And that we have to have a very different, not just a different syntax but a very different design pattern for our software, and that's where we're headed, okay. So, we're going to first, I was going to talk about these common OO patterns. There's a couple of slides there where I show off the Singleton pattern, the Observer pattern.
They probably speak for themselves so just in the interests of time I'll probably skip over those slides, and we'll go right into our discussion of the prototype mechanism.
Kyle Simpson: So I'll skip over a couple of these. If there are any questions and we have some time at the end I can go back and answer any questions you may have.
And I already showed you how that works. Remember, when we call new with the function, it creates an object. That's not the same thing as instantiating a class, it's just that it constructs objects. As a matter of fact I would push back on nearly two or three decades worth or precedent.

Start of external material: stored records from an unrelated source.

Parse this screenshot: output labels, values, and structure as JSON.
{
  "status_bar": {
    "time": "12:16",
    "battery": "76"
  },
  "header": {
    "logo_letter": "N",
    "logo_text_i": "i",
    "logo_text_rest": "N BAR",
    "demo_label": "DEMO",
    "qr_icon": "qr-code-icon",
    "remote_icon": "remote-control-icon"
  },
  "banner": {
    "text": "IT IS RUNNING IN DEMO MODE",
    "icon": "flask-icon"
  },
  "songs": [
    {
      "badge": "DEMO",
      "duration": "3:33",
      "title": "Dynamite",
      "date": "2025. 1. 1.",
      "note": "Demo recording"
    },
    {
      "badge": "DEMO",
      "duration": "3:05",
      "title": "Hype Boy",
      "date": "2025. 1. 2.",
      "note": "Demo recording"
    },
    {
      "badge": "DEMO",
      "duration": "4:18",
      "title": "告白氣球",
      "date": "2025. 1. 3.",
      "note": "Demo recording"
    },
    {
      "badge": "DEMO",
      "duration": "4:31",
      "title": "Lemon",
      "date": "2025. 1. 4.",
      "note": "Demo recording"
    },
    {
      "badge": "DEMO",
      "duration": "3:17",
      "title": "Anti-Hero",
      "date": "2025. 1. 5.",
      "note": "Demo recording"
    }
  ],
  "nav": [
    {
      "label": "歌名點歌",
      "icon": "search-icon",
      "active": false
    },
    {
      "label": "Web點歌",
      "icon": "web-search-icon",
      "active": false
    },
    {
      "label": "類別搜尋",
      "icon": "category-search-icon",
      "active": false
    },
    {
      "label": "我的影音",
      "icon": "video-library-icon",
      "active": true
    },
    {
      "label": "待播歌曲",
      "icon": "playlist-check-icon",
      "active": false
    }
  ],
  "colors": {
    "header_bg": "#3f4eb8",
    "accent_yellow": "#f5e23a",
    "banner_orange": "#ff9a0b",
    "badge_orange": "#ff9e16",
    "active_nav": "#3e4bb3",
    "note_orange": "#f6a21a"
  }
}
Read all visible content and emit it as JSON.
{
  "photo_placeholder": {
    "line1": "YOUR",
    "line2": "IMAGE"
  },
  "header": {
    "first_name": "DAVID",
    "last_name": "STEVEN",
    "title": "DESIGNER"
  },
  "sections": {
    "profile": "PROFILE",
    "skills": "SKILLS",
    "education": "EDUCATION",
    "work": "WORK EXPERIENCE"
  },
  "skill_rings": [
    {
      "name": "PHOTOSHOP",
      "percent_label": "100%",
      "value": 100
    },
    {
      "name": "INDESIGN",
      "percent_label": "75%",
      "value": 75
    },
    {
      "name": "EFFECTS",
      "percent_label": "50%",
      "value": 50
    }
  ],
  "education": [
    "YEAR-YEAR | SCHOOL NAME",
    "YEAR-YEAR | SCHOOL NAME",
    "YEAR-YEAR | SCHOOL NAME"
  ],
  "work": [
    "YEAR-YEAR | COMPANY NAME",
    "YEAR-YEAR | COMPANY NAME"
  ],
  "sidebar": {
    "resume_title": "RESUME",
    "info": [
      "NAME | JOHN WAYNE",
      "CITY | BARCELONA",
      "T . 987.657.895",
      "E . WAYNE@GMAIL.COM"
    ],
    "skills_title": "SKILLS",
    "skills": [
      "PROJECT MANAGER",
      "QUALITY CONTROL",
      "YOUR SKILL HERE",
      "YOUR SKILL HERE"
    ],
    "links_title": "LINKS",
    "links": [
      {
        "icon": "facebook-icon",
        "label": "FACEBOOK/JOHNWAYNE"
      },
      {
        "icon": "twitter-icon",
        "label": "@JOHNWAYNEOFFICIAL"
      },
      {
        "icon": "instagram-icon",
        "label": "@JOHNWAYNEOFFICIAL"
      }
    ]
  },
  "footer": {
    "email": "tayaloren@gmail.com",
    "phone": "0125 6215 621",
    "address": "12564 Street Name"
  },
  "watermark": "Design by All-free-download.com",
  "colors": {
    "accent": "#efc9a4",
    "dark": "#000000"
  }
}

That language is Lua. Those are maybe the only two languages in existence today which actually deserve the moniker object oriented, because they're the only languages where you can actually create an object without a class. And all the other languages are all about classes and classes getting instantiated in objects.
And each time one of those constructors is called a brand new object is created. So it lends itself to you thinking that there's an instance happening, when in reality it's not actually an instance. It's often said that a constructor makes an object based on, that constructor's prototype, and it is that phrase, based on, that I take most objection to.
So the phrase based on really leads us down the wrong path. So I would say it's more appropriate to say that a constructor makes an object that is linked to the constructor's prototype. And there are people that will say these are one and the same and I would push back and say these are fundamentally different mechanisms.
Okay. So what do we mean by linked to? You might remember when I discussed the new keyword. I talked to you about those four steps and I told you there was 0.2 that it was the things that it did was that it linked to an object. And I said put an asterisk there because we're going to come back.
Now we're going to talk about what that linkage means. What do we mean that a constructor is making an object link to some other prototype object? What does that really mean?